Mobile users scroll down to find your item



By Mark Moran - Producer-Editor, Contact - News


Big Sky Connection - Expanding the Child Tax Credit could lift as many as 46,000 kids out of poverty in Montana, a quarter of them under the age of 6. The measure passed the U.S. House and awaits action in the Senate. Comments from Nathan Stahley (STAY-lee), executive director, Montana Chapter, National Association of Social Workers.

Click on the image above for the audio.  Expanding the Child Tax Credit could lift as many as 16 million kids in the U.S out of poverty, according to the Center on Budget and Policy Priorities. But the measure awaiting action in the U.S. Senate does not have broad public support. (Adobe Stock)

Mark Moran

April 15, 2024 - Advocates of the Child Tax Credit are calling on Washington lawmakers to expand it as they return to the Capitol this week. It's estimated an expansion could help more than 46,000 kids in Montana.

HR 7024, also known as the Tax Relief for American Families and Workers Act, would increase the Child Tax Credit from $1,600 to $1,800, and raise it by another $100 next year.

Nathan Stahley, executive director of the Montana chapter of the National Association of Social Workers, said this would benefit 16,000 Montana kids under age six - which would, in turn, help lift families' financial burden.

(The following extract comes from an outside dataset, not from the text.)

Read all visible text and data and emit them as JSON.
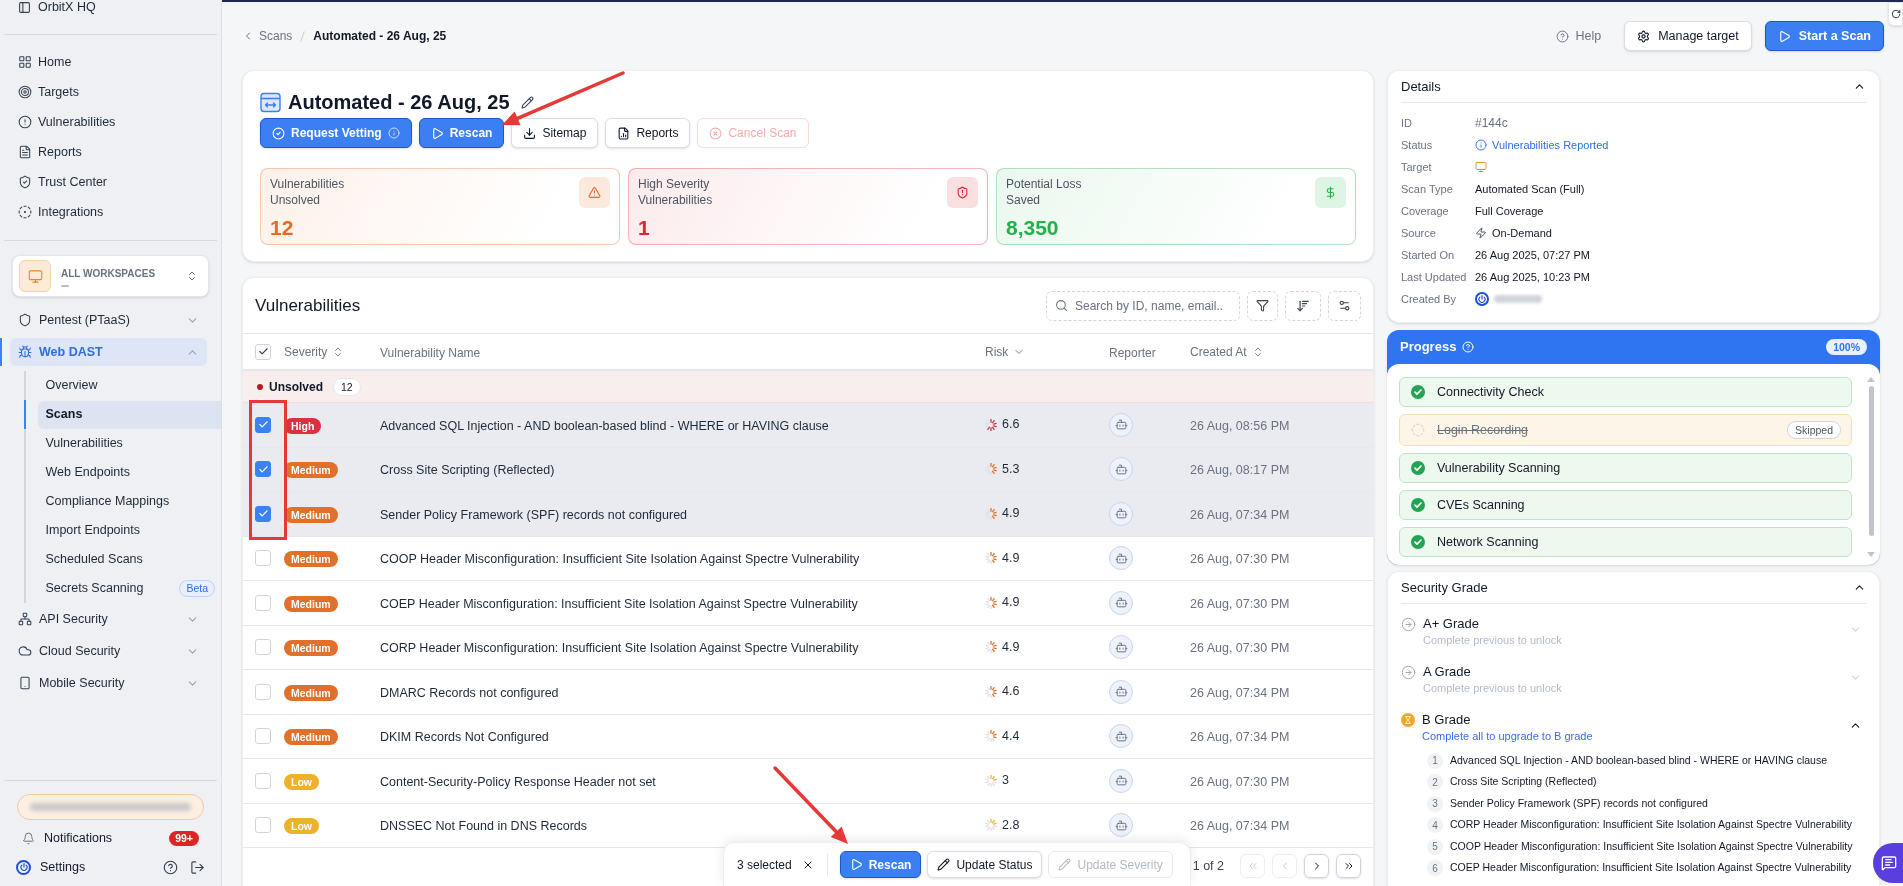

"Across the state, we're seeing families struggle to pay their bills," said Stahley. "You know, having to make a choice - do they have to put food on the table there, or are they going to pay for their medication, maybe? And so, when we look at this credit, it's going to lift people out of poverty."

A permanent expansion of the pandemic-era tax credit has strong support, according to recent polling. The expanded CTC passed the U.S. House with bipartisan support and now awaits action in the U.S. Senate.

Beyond helping families pay their bills, Stahley said an expanded Child Tax Credit would help them pursue services they often neglect because of cost.

"Anything from therapy to other health-related concerns they may be working through," said Stahley. "Again, when you're in poverty, there are a lot of things you're not going to be able to afford - and one of the first things that gets cut is health. So, we want to make sure they can put food on the table and get the health care they need."

Numbers from Children's Health Watch show families who received the expanded Child Tax Credit during the pandemic were also able to catch up on rent.

Best Practices   References